BEGIN Information

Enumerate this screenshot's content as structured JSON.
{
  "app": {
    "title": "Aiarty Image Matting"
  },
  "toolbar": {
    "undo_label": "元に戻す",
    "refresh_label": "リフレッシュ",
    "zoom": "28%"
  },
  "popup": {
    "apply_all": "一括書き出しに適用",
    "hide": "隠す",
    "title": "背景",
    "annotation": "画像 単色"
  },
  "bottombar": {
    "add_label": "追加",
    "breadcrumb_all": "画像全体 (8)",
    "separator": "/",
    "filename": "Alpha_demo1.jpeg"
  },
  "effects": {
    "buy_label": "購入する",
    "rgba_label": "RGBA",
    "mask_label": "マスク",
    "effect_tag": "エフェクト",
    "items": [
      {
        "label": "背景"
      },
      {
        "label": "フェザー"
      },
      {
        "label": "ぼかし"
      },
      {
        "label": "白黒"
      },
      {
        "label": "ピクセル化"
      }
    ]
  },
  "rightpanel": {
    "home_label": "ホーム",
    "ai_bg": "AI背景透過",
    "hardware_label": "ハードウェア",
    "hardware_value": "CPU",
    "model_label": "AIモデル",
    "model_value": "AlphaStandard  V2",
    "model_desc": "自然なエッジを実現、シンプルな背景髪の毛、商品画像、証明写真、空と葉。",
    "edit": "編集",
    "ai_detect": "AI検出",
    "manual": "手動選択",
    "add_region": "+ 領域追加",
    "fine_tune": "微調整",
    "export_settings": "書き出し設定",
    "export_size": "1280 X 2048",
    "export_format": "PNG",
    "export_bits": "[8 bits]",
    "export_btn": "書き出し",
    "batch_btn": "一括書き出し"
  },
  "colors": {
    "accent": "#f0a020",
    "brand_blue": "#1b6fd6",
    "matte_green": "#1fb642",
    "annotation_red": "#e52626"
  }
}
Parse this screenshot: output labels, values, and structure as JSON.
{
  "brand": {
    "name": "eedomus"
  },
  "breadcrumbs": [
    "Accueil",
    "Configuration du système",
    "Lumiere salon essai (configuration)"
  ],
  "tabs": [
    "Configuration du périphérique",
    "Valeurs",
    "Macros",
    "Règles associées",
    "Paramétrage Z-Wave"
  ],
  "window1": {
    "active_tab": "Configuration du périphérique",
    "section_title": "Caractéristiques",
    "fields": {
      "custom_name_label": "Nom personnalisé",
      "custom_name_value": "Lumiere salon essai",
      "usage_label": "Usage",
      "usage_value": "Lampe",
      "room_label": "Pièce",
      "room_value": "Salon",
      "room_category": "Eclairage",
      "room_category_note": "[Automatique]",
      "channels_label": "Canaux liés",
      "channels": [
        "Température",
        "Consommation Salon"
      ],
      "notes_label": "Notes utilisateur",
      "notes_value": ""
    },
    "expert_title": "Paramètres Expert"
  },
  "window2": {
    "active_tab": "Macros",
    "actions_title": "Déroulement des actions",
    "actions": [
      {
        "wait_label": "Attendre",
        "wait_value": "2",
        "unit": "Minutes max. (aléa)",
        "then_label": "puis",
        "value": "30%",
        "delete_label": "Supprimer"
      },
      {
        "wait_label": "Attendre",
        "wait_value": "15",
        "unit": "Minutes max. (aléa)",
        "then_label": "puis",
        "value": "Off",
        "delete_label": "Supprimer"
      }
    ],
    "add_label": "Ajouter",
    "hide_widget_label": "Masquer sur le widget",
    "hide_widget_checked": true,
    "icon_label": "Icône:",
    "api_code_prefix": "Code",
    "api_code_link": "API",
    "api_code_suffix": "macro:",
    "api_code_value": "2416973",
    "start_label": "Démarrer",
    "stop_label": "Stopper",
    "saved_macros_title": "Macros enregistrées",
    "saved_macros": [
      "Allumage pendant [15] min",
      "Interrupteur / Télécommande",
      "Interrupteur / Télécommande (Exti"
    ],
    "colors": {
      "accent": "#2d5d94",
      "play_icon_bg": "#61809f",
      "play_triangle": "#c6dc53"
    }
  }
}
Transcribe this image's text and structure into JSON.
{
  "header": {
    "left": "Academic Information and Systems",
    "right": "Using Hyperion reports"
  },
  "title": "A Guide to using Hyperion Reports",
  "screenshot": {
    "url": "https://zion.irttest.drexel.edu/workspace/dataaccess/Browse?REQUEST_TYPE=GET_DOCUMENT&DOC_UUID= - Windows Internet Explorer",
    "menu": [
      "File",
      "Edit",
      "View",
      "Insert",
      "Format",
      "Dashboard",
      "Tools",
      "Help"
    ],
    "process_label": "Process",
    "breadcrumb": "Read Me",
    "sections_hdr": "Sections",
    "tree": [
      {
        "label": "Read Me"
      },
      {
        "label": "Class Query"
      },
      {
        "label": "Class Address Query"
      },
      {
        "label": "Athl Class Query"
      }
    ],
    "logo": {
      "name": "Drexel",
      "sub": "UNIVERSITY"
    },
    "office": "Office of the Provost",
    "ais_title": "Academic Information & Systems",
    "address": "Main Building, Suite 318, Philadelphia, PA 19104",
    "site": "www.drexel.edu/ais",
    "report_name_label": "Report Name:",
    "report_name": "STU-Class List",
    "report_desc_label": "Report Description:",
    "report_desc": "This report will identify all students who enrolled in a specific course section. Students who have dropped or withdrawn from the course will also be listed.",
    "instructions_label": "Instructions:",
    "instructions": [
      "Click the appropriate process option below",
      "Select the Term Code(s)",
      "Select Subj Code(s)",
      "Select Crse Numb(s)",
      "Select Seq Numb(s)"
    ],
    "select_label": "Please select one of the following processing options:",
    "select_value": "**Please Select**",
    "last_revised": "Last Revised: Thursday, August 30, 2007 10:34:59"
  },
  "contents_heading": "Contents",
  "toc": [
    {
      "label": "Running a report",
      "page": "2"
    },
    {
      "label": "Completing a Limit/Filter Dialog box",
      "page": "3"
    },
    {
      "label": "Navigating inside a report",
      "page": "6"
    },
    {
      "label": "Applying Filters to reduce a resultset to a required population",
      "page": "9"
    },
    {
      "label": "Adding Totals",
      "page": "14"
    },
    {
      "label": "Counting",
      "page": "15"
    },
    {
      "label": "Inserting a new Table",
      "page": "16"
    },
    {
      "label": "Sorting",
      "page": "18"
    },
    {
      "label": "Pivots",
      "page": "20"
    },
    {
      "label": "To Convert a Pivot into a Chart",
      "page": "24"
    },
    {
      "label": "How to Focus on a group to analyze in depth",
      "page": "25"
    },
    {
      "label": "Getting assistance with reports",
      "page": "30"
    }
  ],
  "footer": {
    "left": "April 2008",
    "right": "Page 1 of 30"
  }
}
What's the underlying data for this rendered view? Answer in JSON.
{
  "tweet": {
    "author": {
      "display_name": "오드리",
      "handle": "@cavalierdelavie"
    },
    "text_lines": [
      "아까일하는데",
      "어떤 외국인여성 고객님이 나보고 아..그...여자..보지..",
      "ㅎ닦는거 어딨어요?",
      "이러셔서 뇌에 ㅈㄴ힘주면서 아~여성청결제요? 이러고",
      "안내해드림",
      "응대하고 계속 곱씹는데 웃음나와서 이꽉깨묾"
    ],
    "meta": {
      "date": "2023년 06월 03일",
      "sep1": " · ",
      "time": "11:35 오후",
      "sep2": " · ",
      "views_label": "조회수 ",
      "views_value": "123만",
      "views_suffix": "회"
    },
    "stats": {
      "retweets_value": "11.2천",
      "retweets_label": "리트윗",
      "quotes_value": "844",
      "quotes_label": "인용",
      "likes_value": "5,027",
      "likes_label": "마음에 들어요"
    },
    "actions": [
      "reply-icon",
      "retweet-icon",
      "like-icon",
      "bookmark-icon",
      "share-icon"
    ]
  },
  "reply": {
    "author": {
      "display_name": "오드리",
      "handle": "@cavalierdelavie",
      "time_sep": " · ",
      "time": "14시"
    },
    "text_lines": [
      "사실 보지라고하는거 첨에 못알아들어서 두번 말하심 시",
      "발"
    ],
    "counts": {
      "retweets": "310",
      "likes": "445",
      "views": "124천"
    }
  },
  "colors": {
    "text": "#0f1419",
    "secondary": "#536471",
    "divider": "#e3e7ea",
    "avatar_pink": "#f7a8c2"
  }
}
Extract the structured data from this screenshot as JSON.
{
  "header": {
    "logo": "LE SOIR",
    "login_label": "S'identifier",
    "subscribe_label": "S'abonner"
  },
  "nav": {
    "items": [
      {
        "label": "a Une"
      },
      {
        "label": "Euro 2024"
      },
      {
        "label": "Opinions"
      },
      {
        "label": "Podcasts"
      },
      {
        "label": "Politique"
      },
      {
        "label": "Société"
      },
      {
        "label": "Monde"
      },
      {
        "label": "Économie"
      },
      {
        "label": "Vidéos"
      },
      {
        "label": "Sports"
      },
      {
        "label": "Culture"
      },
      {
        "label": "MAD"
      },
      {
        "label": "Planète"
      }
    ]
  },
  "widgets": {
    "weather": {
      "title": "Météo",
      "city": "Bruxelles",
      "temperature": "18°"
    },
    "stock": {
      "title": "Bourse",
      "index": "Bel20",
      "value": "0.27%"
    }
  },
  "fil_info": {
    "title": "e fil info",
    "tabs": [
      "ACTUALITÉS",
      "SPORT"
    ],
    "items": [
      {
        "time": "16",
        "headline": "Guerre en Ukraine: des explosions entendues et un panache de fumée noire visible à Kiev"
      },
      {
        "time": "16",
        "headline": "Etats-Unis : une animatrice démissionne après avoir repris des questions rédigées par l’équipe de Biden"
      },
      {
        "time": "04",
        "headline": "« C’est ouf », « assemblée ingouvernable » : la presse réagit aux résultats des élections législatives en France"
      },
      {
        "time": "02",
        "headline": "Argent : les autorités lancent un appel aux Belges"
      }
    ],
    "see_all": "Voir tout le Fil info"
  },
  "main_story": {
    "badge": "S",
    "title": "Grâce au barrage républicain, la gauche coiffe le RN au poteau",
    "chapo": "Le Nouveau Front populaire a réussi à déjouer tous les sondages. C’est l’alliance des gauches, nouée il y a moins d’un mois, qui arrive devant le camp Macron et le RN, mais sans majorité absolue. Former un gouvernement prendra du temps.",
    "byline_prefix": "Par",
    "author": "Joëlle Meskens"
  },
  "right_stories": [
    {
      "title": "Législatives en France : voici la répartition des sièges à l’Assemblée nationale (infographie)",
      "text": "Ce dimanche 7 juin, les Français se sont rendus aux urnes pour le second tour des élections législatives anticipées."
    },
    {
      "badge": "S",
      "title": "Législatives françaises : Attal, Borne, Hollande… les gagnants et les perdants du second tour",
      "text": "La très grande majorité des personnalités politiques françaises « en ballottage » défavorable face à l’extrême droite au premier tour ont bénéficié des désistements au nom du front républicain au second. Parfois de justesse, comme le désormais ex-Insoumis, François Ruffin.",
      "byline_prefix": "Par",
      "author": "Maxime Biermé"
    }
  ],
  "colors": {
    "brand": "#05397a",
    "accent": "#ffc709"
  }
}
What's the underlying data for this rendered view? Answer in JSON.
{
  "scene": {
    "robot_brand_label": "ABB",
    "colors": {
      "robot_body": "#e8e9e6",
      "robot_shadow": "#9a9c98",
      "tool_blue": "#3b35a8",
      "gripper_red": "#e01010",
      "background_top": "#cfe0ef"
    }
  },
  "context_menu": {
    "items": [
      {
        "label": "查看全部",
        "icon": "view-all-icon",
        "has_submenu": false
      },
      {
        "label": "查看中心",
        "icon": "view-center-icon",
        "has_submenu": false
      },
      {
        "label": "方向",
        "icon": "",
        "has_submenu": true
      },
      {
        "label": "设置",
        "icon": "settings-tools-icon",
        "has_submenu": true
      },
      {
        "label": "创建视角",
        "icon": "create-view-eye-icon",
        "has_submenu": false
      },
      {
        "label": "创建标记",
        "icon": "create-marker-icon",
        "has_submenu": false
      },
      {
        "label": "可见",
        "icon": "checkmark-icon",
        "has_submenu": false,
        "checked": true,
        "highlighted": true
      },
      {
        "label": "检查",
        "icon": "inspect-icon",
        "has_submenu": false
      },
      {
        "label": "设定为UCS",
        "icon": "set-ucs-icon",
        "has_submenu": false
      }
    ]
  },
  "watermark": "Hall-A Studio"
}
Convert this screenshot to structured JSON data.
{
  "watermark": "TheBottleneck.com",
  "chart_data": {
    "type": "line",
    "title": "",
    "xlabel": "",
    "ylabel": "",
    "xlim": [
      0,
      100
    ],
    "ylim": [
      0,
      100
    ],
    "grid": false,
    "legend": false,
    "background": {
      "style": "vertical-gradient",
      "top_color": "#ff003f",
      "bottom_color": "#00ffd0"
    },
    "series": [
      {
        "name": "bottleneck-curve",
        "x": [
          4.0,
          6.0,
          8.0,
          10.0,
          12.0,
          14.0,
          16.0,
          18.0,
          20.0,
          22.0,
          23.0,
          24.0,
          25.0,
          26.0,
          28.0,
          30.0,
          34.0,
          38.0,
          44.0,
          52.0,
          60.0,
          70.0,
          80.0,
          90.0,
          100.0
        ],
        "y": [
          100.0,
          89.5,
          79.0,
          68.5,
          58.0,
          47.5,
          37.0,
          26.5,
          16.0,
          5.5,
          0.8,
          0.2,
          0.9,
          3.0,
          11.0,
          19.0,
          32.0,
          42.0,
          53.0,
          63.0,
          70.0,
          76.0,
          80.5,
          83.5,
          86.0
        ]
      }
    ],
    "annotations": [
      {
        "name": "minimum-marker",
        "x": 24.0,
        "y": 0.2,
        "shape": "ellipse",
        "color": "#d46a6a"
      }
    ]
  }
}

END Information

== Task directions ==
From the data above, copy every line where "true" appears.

== Response to the task ==
    "hide_widget_checked": true,
        "has_submenu": true
        "has_submenu": true
        "checked": true,
        "highlighted": true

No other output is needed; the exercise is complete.